:: SUPPLIED ENTRIES ::
┌────────

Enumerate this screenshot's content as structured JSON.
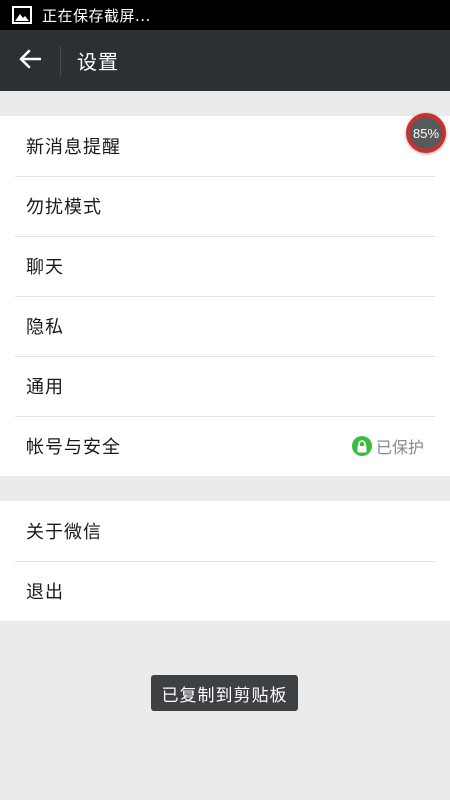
{
  "status_bar": {
    "notification_icon": "image-icon",
    "text": "正在保存截屏..."
  },
  "header": {
    "back_icon": "arrow-left-icon",
    "title": "设置"
  },
  "badge": {
    "percent_text": "85%",
    "value": 85
  },
  "groups": [
    {
      "items": [
        {
          "label": "新消息提醒"
        },
        {
          "label": "勿扰模式"
        },
        {
          "label": "聊天"
        },
        {
          "label": "隐私"
        },
        {
          "label": "通用"
        },
        {
          "label": "帐号与安全",
          "status": "已保护",
          "status_icon": "lock-icon",
          "status_color": "#3dbb3d"
        }
      ]
    },
    {
      "items": [
        {
          "label": "关于微信"
        },
        {
          "label": "退出"
        }
      ]
    }
  ],
  "toast": {
    "text": "已复制到剪贴板"
  },
  "colors": {
    "header_bg": "#2b3033",
    "page_bg": "#ebebeb",
    "badge_ring": "#ce2e2e"
  }
}
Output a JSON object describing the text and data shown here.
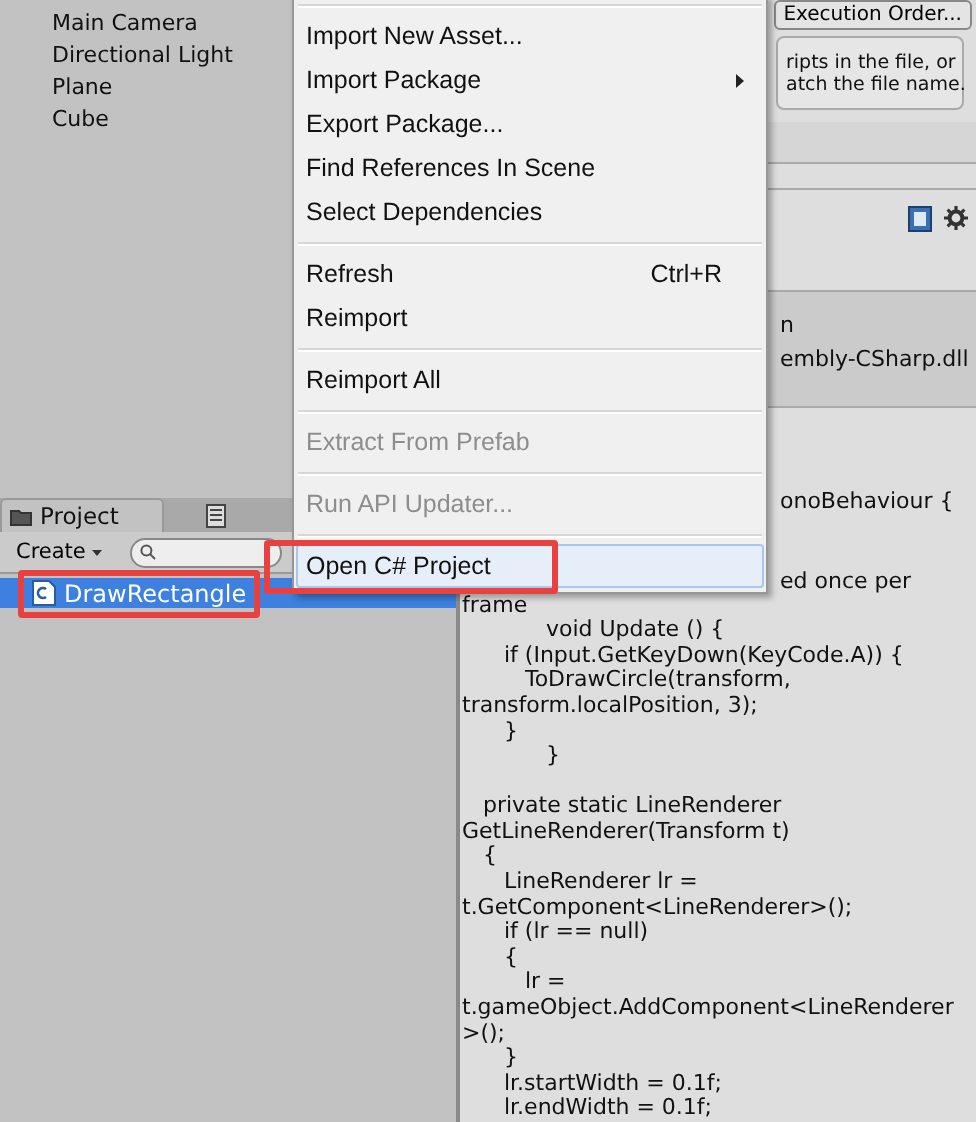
{
  "hierarchy": {
    "items": [
      "Main Camera",
      "Directional Light",
      "Plane",
      "Cube"
    ]
  },
  "project": {
    "tab": "Project",
    "create_button": "Create",
    "assets": [
      {
        "name": "DrawRectangle",
        "selected": true,
        "highlighted": true
      }
    ]
  },
  "inspector": {
    "top_button": "Execution Order...",
    "help_lines": [
      "ripts in the file, or",
      "atch the file name."
    ],
    "info_lines": [
      "n",
      "embly-CSharp.dll"
    ],
    "covered_lines": [
      "onoBehaviour {",
      "ed once per"
    ],
    "code_lines": [
      {
        "kind": "code",
        "text": "frame"
      },
      {
        "kind": "code",
        "text": "            void Update () {"
      },
      {
        "kind": "code",
        "text": "      if (Input.GetKeyDown(KeyCode.A)) {"
      },
      {
        "kind": "code",
        "text": "         ToDrawCircle(transform,"
      },
      {
        "kind": "code",
        "text": "transform.localPosition, 3);"
      },
      {
        "kind": "code",
        "text": "      }"
      },
      {
        "kind": "code",
        "text": "            }"
      },
      {
        "kind": "blank"
      },
      {
        "kind": "code",
        "text": "   private static LineRenderer"
      },
      {
        "kind": "code",
        "text": "GetLineRenderer(Transform t)"
      },
      {
        "kind": "code",
        "text": "   {"
      },
      {
        "kind": "code",
        "text": "      LineRenderer lr ="
      },
      {
        "kind": "code",
        "text": "t.GetComponent<LineRenderer>();"
      },
      {
        "kind": "code",
        "text": "      if (lr == null)"
      },
      {
        "kind": "code",
        "text": "      {"
      },
      {
        "kind": "code",
        "text": "         lr ="
      },
      {
        "kind": "code",
        "text": "t.gameObject.AddComponent<LineRenderer"
      },
      {
        "kind": "code",
        "text": ">();"
      },
      {
        "kind": "code",
        "text": "      }"
      },
      {
        "kind": "code",
        "text": "      lr.startWidth = 0.1f;"
      },
      {
        "kind": "code",
        "text": "      lr.endWidth = 0.1f;"
      }
    ]
  },
  "context_menu": {
    "items": [
      {
        "kind": "separator"
      },
      {
        "kind": "item",
        "label": "Import New Asset...",
        "disabled": false,
        "selected": false,
        "submenu": false,
        "highlighted": false
      },
      {
        "kind": "item",
        "label": "Import Package",
        "disabled": false,
        "selected": false,
        "submenu": true,
        "highlighted": false
      },
      {
        "kind": "item",
        "label": "Export Package...",
        "disabled": false,
        "selected": false,
        "submenu": false,
        "highlighted": false
      },
      {
        "kind": "item",
        "label": "Find References In Scene",
        "disabled": false,
        "selected": false,
        "submenu": false,
        "highlighted": false
      },
      {
        "kind": "item",
        "label": "Select Dependencies",
        "disabled": false,
        "selected": false,
        "submenu": false,
        "highlighted": false
      },
      {
        "kind": "separator"
      },
      {
        "kind": "item",
        "label": "Refresh",
        "shortcut": "Ctrl+R",
        "disabled": false,
        "selected": false,
        "submenu": false,
        "highlighted": false
      },
      {
        "kind": "item",
        "label": "Reimport",
        "disabled": false,
        "selected": false,
        "submenu": false,
        "highlighted": false
      },
      {
        "kind": "separator"
      },
      {
        "kind": "item",
        "label": "Reimport All",
        "disabled": false,
        "selected": false,
        "submenu": false,
        "highlighted": false
      },
      {
        "kind": "separator"
      },
      {
        "kind": "item",
        "label": "Extract From Prefab",
        "disabled": true,
        "selected": false,
        "submenu": false,
        "highlighted": false
      },
      {
        "kind": "separator"
      },
      {
        "kind": "item",
        "label": "Run API Updater...",
        "disabled": true,
        "selected": false,
        "submenu": false,
        "highlighted": false
      },
      {
        "kind": "separator"
      },
      {
        "kind": "item",
        "label": "Open C# Project",
        "disabled": false,
        "selected": true,
        "submenu": false,
        "highlighted": true
      }
    ]
  }
}
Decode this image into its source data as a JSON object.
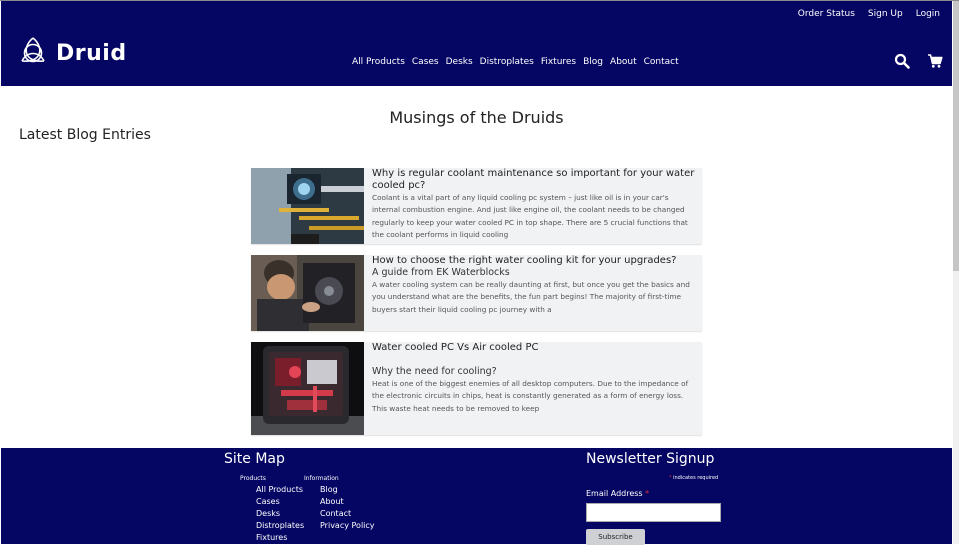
{
  "header": {
    "top_links": [
      "Order Status",
      "Sign Up",
      "Login"
    ],
    "brand": "Druid",
    "nav": [
      "All Products",
      "Cases",
      "Desks",
      "Distroplates",
      "Fixtures",
      "Blog",
      "About",
      "Contact"
    ],
    "icons": [
      "search-icon",
      "cart-icon"
    ]
  },
  "main": {
    "page_title": "Musings of the Druids",
    "section_title": "Latest Blog Entries",
    "posts": [
      {
        "title": "Why is regular coolant maintenance so important for your water cooled pc?",
        "subtitle": "",
        "excerpt": "Coolant is a vital part of any liquid cooling pc system – just like oil is in your car's internal combustion engine. And just like engine oil, the coolant needs to be changed regularly to keep your water cooled PC in top shape. There are 5  crucial functions that the coolant performs in liquid cooling"
      },
      {
        "title": "How to choose the right water cooling kit for your upgrades?",
        "subtitle": "A guide from EK Waterblocks",
        "excerpt": "A water cooling system can be really daunting at first, but once you get the basics and you understand what are the benefits, the fun part begins! The majority of first-time buyers start their liquid cooling pc journey with a"
      },
      {
        "title": "Water cooled PC Vs Air cooled PC",
        "subtitle": "Why the need for cooling?",
        "excerpt": "Heat is one of the biggest enemies of all desktop computers. Due to the impedance of the electronic circuits in chips, heat is constantly generated as a form of energy loss. This waste heat needs to be removed to keep"
      }
    ]
  },
  "footer": {
    "site_map_title": "Site Map",
    "products_heading": "Products",
    "information_heading": "Information",
    "products_links": [
      "All Products",
      "Cases",
      "Desks",
      "Distroplates",
      "Fixtures"
    ],
    "information_links": [
      "Blog",
      "About",
      "Contact",
      "Privacy Policy"
    ],
    "newsletter_title": "Newsletter Signup",
    "required_note": "indicates required",
    "email_label": "Email Address",
    "subscribe_label": "Subscribe"
  },
  "colors": {
    "header_bg": "#050663",
    "footer_bg": "#050663",
    "card_bg": "#f1f2f4"
  }
}
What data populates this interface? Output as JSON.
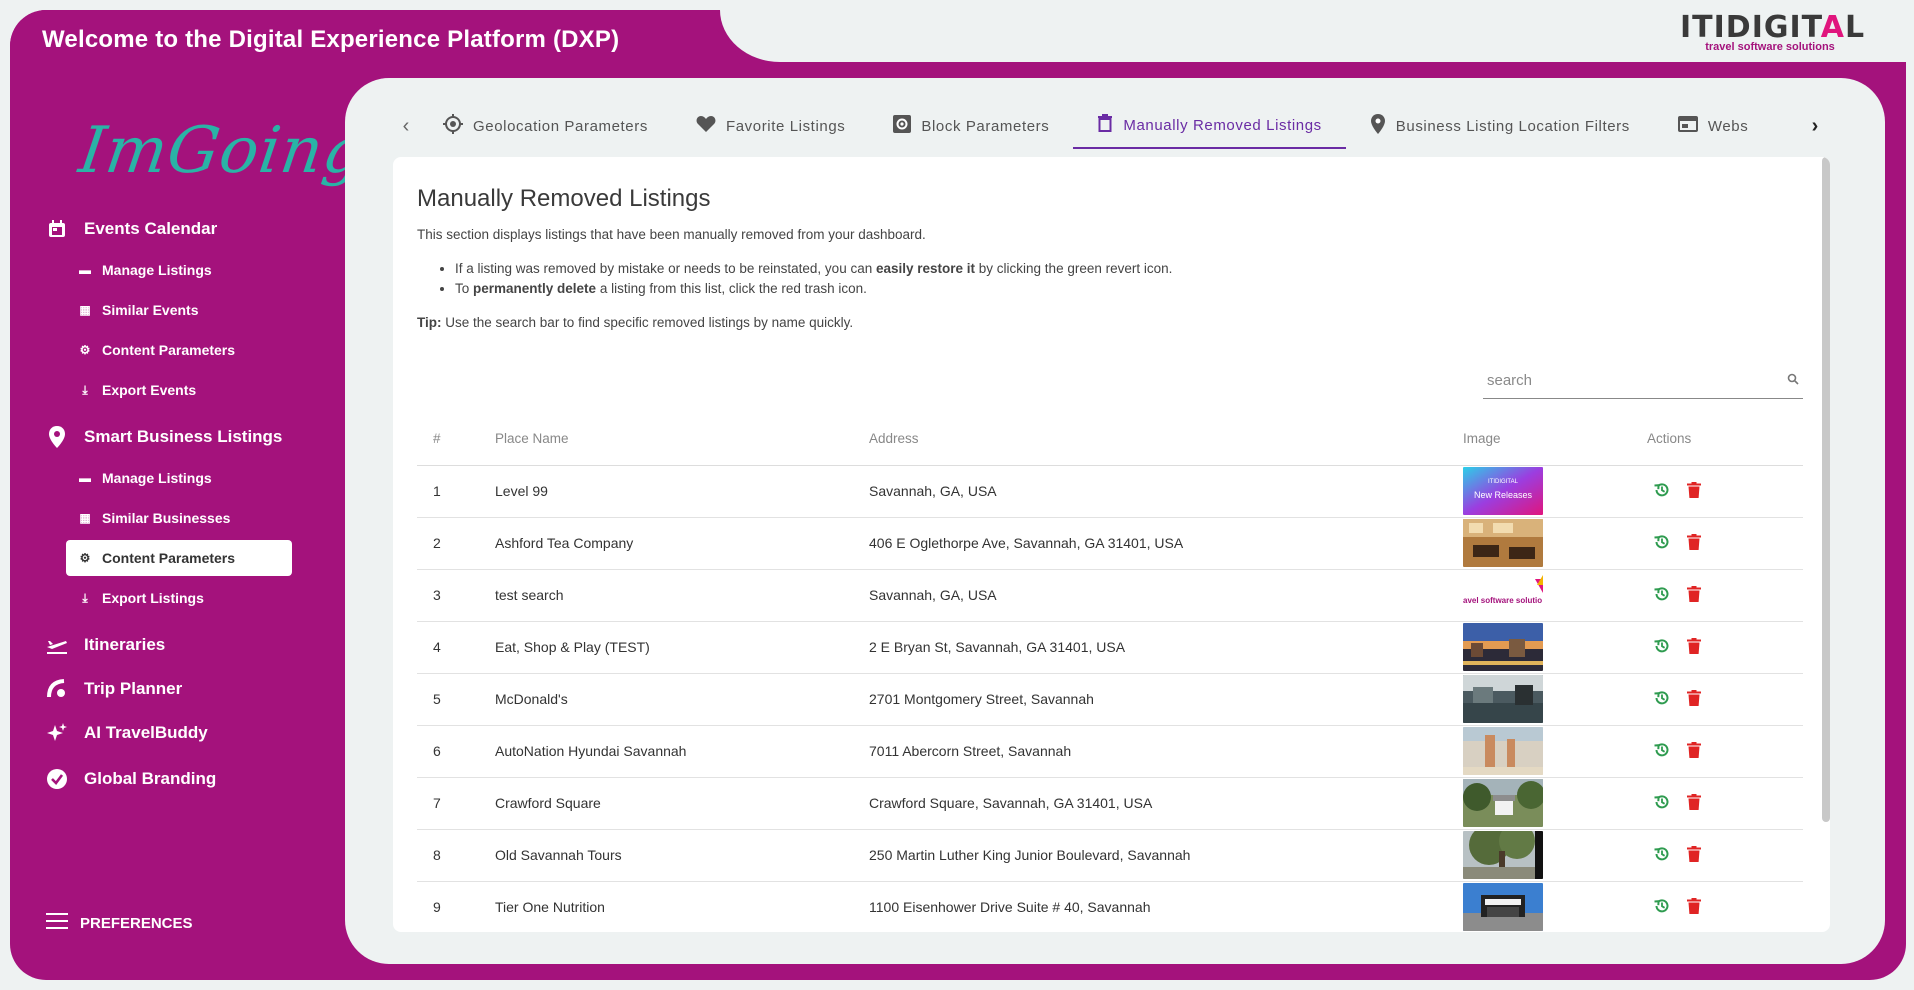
{
  "header": {
    "title": "Welcome to the Digital Experience Platform (DXP)"
  },
  "brand": {
    "name_prefix": "ITIDIGIT",
    "name_tri": "A",
    "name_suffix": "L",
    "tagline": "travel software solutions"
  },
  "sidebar": {
    "logo_text": "ImGoing",
    "groups": [
      {
        "label": "Events Calendar",
        "icon": "calendar-icon"
      },
      {
        "label": "Smart Business Listings",
        "icon": "location-pin-icon"
      },
      {
        "label": "Itineraries",
        "icon": "plane-icon"
      },
      {
        "label": "Trip Planner",
        "icon": "planner-icon"
      },
      {
        "label": "AI TravelBuddy",
        "icon": "sparkle-icon"
      },
      {
        "label": "Global Branding",
        "icon": "verified-badge-icon"
      }
    ],
    "events_items": [
      {
        "label": "Manage Listings",
        "icon": "list-icon"
      },
      {
        "label": "Similar Events",
        "icon": "similar-icon"
      },
      {
        "label": "Content Parameters",
        "icon": "gear-icon"
      },
      {
        "label": "Export Events",
        "icon": "download-icon"
      }
    ],
    "business_items": [
      {
        "label": "Manage Listings",
        "icon": "list-icon"
      },
      {
        "label": "Similar Businesses",
        "icon": "similar-icon"
      },
      {
        "label": "Content Parameters",
        "icon": "gear-icon",
        "active": true
      },
      {
        "label": "Export Listings",
        "icon": "download-icon"
      }
    ],
    "preferences_label": "PREFERENCES"
  },
  "tabs": [
    {
      "label": "Geolocation Parameters",
      "icon": "geolocation-icon"
    },
    {
      "label": "Favorite Listings",
      "icon": "heart-icon"
    },
    {
      "label": "Block Parameters",
      "icon": "block-gear-icon"
    },
    {
      "label": "Manually Removed Listings",
      "icon": "trash-icon",
      "active": true
    },
    {
      "label": "Business Listing Location Filters",
      "icon": "location-pin-icon"
    },
    {
      "label": "Webs",
      "icon": "web-icon"
    }
  ],
  "content": {
    "title": "Manually Removed Listings",
    "description": "This section displays listings that have been manually removed from your dashboard.",
    "bullet1_pre": "If a listing was removed by mistake or needs to be reinstated, you can ",
    "bullet1_bold": "easily restore it",
    "bullet1_post": " by clicking the green revert icon.",
    "bullet2_pre": "To ",
    "bullet2_bold": "permanently delete",
    "bullet2_post": " a listing from this list, click the red trash icon.",
    "tip_label": "Tip:",
    "tip_text": " Use the search bar to find specific removed listings by name quickly."
  },
  "search": {
    "placeholder": "search",
    "value": ""
  },
  "table": {
    "headers": {
      "num": "#",
      "name": "Place Name",
      "address": "Address",
      "image": "Image",
      "actions": "Actions"
    },
    "rows": [
      {
        "num": "1",
        "name": "Level 99",
        "address": "Savannah, GA, USA",
        "thumb": "promo"
      },
      {
        "num": "2",
        "name": "Ashford Tea Company",
        "address": "406 E Oglethorpe Ave, Savannah, GA 31401, USA",
        "thumb": "interior"
      },
      {
        "num": "3",
        "name": "test search",
        "address": "Savannah, GA, USA",
        "thumb": "logo"
      },
      {
        "num": "4",
        "name": "Eat, Shop & Play (TEST)",
        "address": "2 E Bryan St, Savannah, GA 31401, USA",
        "thumb": "dusk"
      },
      {
        "num": "5",
        "name": "McDonald's",
        "address": "2701 Montgomery Street, Savannah",
        "thumb": "harbor"
      },
      {
        "num": "6",
        "name": "AutoNation Hyundai Savannah",
        "address": "7011 Abercorn Street, Savannah",
        "thumb": "beach"
      },
      {
        "num": "7",
        "name": "Crawford Square",
        "address": "Crawford Square, Savannah, GA 31401, USA",
        "thumb": "park"
      },
      {
        "num": "8",
        "name": "Old Savannah Tours",
        "address": "250 Martin Luther King Junior Boulevard, Savannah",
        "thumb": "oak"
      },
      {
        "num": "9",
        "name": "Tier One Nutrition",
        "address": "1100 Eisenhower Drive Suite # 40, Savannah",
        "thumb": "store"
      }
    ],
    "thumb_promo_text_top": "ITIDIGITAL",
    "thumb_promo_text": "New Releases",
    "thumb_logo_text": "avel software solutio"
  },
  "colors": {
    "brand_magenta": "#a4127c",
    "tab_active": "#6a2ca4",
    "restore_green": "#2e9b4f",
    "delete_red": "#e02424",
    "logo_teal": "#2ab3a6"
  }
}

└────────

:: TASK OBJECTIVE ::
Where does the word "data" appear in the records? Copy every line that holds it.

:: THE COMPLETED TASK ::
Output a JSON object describing the text and data shown here.
Decode this image into its source data as a JSON object.
What data populates this interface? Output as JSON.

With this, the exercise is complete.